## Problem requirements
Go through the data and copy each line that holds "properties".

─── Materials provided

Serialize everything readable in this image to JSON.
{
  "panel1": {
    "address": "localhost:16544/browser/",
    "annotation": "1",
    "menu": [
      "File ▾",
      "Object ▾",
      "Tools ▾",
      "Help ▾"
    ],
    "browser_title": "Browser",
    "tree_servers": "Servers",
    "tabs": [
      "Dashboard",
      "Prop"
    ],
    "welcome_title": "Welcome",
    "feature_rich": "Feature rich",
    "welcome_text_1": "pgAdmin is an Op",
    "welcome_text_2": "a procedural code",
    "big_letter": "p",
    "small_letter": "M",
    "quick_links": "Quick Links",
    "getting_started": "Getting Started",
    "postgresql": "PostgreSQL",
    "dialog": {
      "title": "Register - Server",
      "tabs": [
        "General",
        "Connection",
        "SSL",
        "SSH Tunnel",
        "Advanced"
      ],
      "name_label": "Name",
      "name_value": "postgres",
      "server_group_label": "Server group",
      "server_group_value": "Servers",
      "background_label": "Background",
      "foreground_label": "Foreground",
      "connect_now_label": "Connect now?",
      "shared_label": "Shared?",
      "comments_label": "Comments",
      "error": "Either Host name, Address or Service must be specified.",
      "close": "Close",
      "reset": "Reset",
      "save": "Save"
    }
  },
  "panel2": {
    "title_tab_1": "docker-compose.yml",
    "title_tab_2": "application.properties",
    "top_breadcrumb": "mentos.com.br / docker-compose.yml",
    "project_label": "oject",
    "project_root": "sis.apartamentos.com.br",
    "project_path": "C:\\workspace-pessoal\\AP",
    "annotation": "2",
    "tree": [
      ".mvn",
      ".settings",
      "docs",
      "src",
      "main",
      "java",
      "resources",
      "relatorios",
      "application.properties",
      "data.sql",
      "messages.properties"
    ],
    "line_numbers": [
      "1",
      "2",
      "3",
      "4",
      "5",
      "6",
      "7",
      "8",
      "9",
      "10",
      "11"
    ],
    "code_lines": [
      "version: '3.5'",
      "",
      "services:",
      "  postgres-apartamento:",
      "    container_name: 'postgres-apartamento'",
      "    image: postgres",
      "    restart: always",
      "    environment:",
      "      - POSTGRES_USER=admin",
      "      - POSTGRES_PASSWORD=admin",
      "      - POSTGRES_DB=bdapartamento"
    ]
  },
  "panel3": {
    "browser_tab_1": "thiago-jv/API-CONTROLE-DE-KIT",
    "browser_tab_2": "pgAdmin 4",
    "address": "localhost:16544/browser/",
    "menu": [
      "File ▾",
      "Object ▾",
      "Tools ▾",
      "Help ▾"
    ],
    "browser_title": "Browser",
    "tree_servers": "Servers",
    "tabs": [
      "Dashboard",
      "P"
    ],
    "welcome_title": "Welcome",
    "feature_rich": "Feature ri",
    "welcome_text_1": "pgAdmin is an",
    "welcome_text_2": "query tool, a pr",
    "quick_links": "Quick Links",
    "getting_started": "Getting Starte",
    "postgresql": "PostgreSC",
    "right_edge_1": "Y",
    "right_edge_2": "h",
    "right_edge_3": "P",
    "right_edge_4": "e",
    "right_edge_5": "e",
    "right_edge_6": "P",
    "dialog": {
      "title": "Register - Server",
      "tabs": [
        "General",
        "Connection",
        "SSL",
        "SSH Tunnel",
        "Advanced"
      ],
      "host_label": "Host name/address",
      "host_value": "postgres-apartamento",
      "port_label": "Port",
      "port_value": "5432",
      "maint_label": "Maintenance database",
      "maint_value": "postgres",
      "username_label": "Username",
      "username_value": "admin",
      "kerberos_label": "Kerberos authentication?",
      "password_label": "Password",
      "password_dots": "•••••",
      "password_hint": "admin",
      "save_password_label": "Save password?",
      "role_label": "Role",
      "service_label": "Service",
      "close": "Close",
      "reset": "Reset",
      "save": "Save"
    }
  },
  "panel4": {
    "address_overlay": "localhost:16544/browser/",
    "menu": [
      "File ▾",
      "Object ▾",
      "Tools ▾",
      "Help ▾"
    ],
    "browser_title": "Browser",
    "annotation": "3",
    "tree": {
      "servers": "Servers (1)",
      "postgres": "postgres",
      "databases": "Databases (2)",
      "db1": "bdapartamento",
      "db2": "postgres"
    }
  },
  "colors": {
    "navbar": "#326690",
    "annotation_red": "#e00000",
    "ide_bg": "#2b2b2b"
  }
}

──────

## Finished task
    "title_tab_2": "application.properties",
      "application.properties",
      "messages.properties"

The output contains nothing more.